**ENTRIES SUPPLIED:**

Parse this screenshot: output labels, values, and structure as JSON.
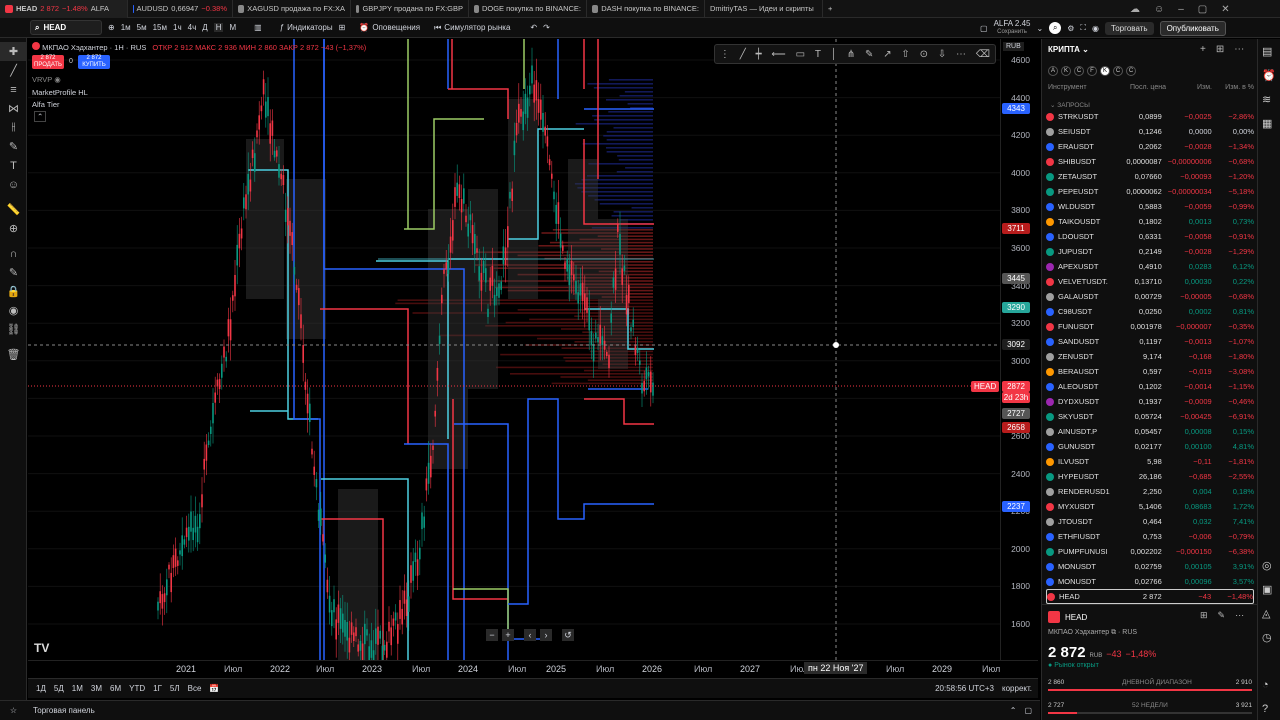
{
  "tabs": [
    {
      "label": "HEAD",
      "price": "2 872",
      "change": "−1.48%",
      "extra": "ALFA"
    },
    {
      "label": "AUDUSD",
      "price": "0,66947",
      "change": "−0.38%"
    },
    {
      "label": "XAGUSD продажа по FX:XA"
    },
    {
      "label": "GBPJPY продана по FX:GBP"
    },
    {
      "label": "DOGE покупка по BINANCE:"
    },
    {
      "label": "DASH покупка по BINANCE:"
    },
    {
      "label": "DmitriyTAS — Идеи и скрипты"
    }
  ],
  "toolbar": {
    "symbol": "HEAD",
    "intervals": [
      "1м",
      "5м",
      "15м",
      "1ч",
      "4ч",
      "Д",
      "Н",
      "М"
    ],
    "indicators": "Индикаторы",
    "alerts": "Оповещения",
    "replay": "Симулятор рынка",
    "account": "ALFA 2.45",
    "account_sub": "Сохранить",
    "trade": "Торговать",
    "publish": "Опубликовать"
  },
  "legend": {
    "title": "МКПАО Хэдхантер · 1Н · RUS",
    "ohlc": "ОТКР 2 912  МАКС 2 936  МИН 2 860  ЗАКР 2 872  −43 (−1,37%)",
    "sell_price": "2 872",
    "sell_label": "ПРОДАТЬ",
    "spread": "0",
    "buy_price": "2 872",
    "buy_label": "КУПИТЬ",
    "vol": "VRVP",
    "ind1": "MarketProfile HL",
    "ind2": "Alfa Tier"
  },
  "price_axis": {
    "currency": "RUB",
    "ticks": [
      "4600",
      "4400",
      "4200",
      "4000",
      "3800",
      "3600",
      "3400",
      "3200",
      "3000",
      "2800",
      "2600",
      "2400",
      "2200",
      "2000",
      "1800",
      "1600"
    ],
    "labels": [
      {
        "text": "4343",
        "color": "#2962ff"
      },
      {
        "text": "3711",
        "color": "#b71c1c"
      },
      {
        "text": "3445",
        "color": "#555555"
      },
      {
        "text": "3290",
        "color": "#26a69a"
      },
      {
        "text": "3092",
        "color": "#1e1e1e"
      },
      {
        "text": "2872",
        "color": "#f23645"
      },
      {
        "text": "2d 23h",
        "color": "#f23645"
      },
      {
        "text": "2727",
        "color": "#555555"
      },
      {
        "text": "2658",
        "color": "#b71c1c"
      },
      {
        "text": "2237",
        "color": "#2962ff"
      }
    ],
    "head_tag": "HEAD"
  },
  "time_axis": {
    "ticks": [
      "2021",
      "Июл",
      "2022",
      "Июл",
      "2023",
      "Июл",
      "2024",
      "Июл",
      "2025",
      "Июл",
      "2026",
      "Июл",
      "2027",
      "Июл",
      "2028",
      "Июл",
      "2029",
      "Июл"
    ],
    "crosshair": "пн 22 Ноя '27"
  },
  "bottom": {
    "ranges": [
      "1Д",
      "5Д",
      "1М",
      "3М",
      "6М",
      "YTD",
      "1Г",
      "5Л",
      "Все"
    ],
    "clock": "20:58:56 UTC+3",
    "adj": "коррект."
  },
  "footer": {
    "panel": "Торговая панель"
  },
  "watchlist": {
    "title": "КРИПТА",
    "letters": [
      "A",
      "K",
      "C",
      "F",
      "K",
      "C",
      "C"
    ],
    "cols": [
      "Инструмент",
      "Посл. цена",
      "Изм.",
      "Изм. в %"
    ],
    "section": "ЗАПРОСЫ",
    "rows": [
      {
        "sym": "STRKUSDT",
        "last": "0,0899",
        "chg": "−0,0025",
        "pct": "−2,86%",
        "c": "#f23645"
      },
      {
        "sym": "SEIUSDT",
        "last": "0,1246",
        "chg": "0,0000",
        "pct": "0,00%",
        "c": "#a0a0a0"
      },
      {
        "sym": "ERAUSDT",
        "last": "0,2062",
        "chg": "−0,0028",
        "pct": "−1,34%",
        "c": "#2962ff"
      },
      {
        "sym": "SHIBUSDT",
        "last": "0,0000087",
        "chg": "−0,00000006",
        "pct": "−0,68%",
        "c": "#f23645"
      },
      {
        "sym": "ZETAUSDT",
        "last": "0,07660",
        "chg": "−0,00093",
        "pct": "−1,20%",
        "c": "#089981"
      },
      {
        "sym": "PEPEUSDT",
        "last": "0,0000062",
        "chg": "−0,00000034",
        "pct": "−5,18%",
        "c": "#089981"
      },
      {
        "sym": "WLDUSDT",
        "last": "0,5883",
        "chg": "−0,0059",
        "pct": "−0,99%",
        "c": "#2962ff"
      },
      {
        "sym": "TAIKOUSDT",
        "last": "0,1802",
        "chg": "0,0013",
        "pct": "0,73%",
        "c": "#ff9800"
      },
      {
        "sym": "LDOUSDT",
        "last": "0,6331",
        "chg": "−0,0058",
        "pct": "−0,91%",
        "c": "#2962ff"
      },
      {
        "sym": "JUPUSDT",
        "last": "0,2149",
        "chg": "−0,0028",
        "pct": "−1,29%",
        "c": "#089981"
      },
      {
        "sym": "APEXUSDT",
        "last": "0,4910",
        "chg": "0,0283",
        "pct": "6,12%",
        "c": "#9c27b0"
      },
      {
        "sym": "VELVETUSDT.",
        "last": "0,13710",
        "chg": "0,00030",
        "pct": "0,22%",
        "c": "#f23645"
      },
      {
        "sym": "GALAUSDT",
        "last": "0,00729",
        "chg": "−0,00005",
        "pct": "−0,68%",
        "c": "#a0a0a0"
      },
      {
        "sym": "C98USDT",
        "last": "0,0250",
        "chg": "0,0002",
        "pct": "0,81%",
        "c": "#2962ff"
      },
      {
        "sym": "FUNUSDT",
        "last": "0,001978",
        "chg": "−0,000007",
        "pct": "−0,35%",
        "c": "#f23645"
      },
      {
        "sym": "SANDUSDT",
        "last": "0,1197",
        "chg": "−0,0013",
        "pct": "−1,07%",
        "c": "#2962ff"
      },
      {
        "sym": "ZENUSDT",
        "last": "9,174",
        "chg": "−0,168",
        "pct": "−1,80%",
        "c": "#a0a0a0"
      },
      {
        "sym": "BERAUSDT",
        "last": "0,597",
        "chg": "−0,019",
        "pct": "−3,08%",
        "c": "#ff9800"
      },
      {
        "sym": "ALEOUSDT",
        "last": "0,1202",
        "chg": "−0,0014",
        "pct": "−1,15%",
        "c": "#2962ff"
      },
      {
        "sym": "DYDXUSDT",
        "last": "0,1937",
        "chg": "−0,0009",
        "pct": "−0,46%",
        "c": "#9c27b0"
      },
      {
        "sym": "SKYUSDT",
        "last": "0,05724",
        "chg": "−0,00425",
        "pct": "−6,91%",
        "c": "#089981"
      },
      {
        "sym": "AINUSDT.P",
        "last": "0,05457",
        "chg": "0,00008",
        "pct": "0,15%",
        "c": "#a0a0a0"
      },
      {
        "sym": "GUNUSDT",
        "last": "0,02177",
        "chg": "0,00100",
        "pct": "4,81%",
        "c": "#2962ff"
      },
      {
        "sym": "ILVUSDT",
        "last": "5,98",
        "chg": "−0,11",
        "pct": "−1,81%",
        "c": "#ff9800"
      },
      {
        "sym": "HYPEUSDT",
        "last": "26,186",
        "chg": "−0,685",
        "pct": "−2,55%",
        "c": "#089981"
      },
      {
        "sym": "RENDERUSD1",
        "last": "2,250",
        "chg": "0,004",
        "pct": "0,18%",
        "c": "#a0a0a0"
      },
      {
        "sym": "MYXUSDT",
        "last": "5,1406",
        "chg": "0,08683",
        "pct": "1,72%",
        "c": "#f23645"
      },
      {
        "sym": "JTOUSDT",
        "last": "0,464",
        "chg": "0,032",
        "pct": "7,41%",
        "c": "#a0a0a0"
      },
      {
        "sym": "ETHFIUSDT",
        "last": "0,753",
        "chg": "−0,006",
        "pct": "−0,79%",
        "c": "#2962ff"
      },
      {
        "sym": "PUMPFUNUSI",
        "last": "0,002202",
        "chg": "−0,000150",
        "pct": "−6,38%",
        "c": "#089981"
      },
      {
        "sym": "MONUSDT",
        "last": "0,02759",
        "chg": "0,00105",
        "pct": "3,91%",
        "c": "#2962ff"
      },
      {
        "sym": "MONUSDT",
        "last": "0,02766",
        "chg": "0,00096",
        "pct": "3,57%",
        "c": "#2962ff"
      },
      {
        "sym": "HEAD",
        "last": "2 872",
        "chg": "−43",
        "pct": "−1,48%",
        "c": "#f23645"
      }
    ]
  },
  "details": {
    "symbol": "HEAD",
    "name": "МКПАО Хэдхантер",
    "exchange": "RUS",
    "price": "2 872",
    "currency": "RUB",
    "change": "−43",
    "change_pct": "−1,48%",
    "status": "Рынок открыт",
    "day_low": "2 860",
    "day_label": "ДНЕВНОЙ ДИАПАЗОН",
    "day_high": "2 910",
    "wk_low": "2 727",
    "wk_label": "52 НЕДЕЛИ",
    "wk_high": "3 921"
  },
  "icons": {
    "cross": "cursor-cross-icon",
    "trend": "trend-line-icon",
    "fib": "fib-icon",
    "brush": "brush-icon",
    "text": "text-icon",
    "ruler": "ruler-icon",
    "zoom": "zoom-icon",
    "magnet": "magnet-icon",
    "lock": "lock-icon",
    "trash": "trash-icon"
  },
  "colors": {
    "red": "#f23645",
    "green": "#089981",
    "blue": "#2962ff",
    "teal": "#4dd0e1",
    "lime": "#9ccc65"
  }
}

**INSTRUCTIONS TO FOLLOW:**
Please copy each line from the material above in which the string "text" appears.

**PROBLEM SOLUTION:**
        "text": "4343",
        "text": "3711",
        "text": "3445",
        "text": "3290",
        "text": "3092",
        "text": "2872",
        "text": "2d 23h",
        "text": "2727",
        "text": "2658",
        "text": "2237",
    "text": "text-icon",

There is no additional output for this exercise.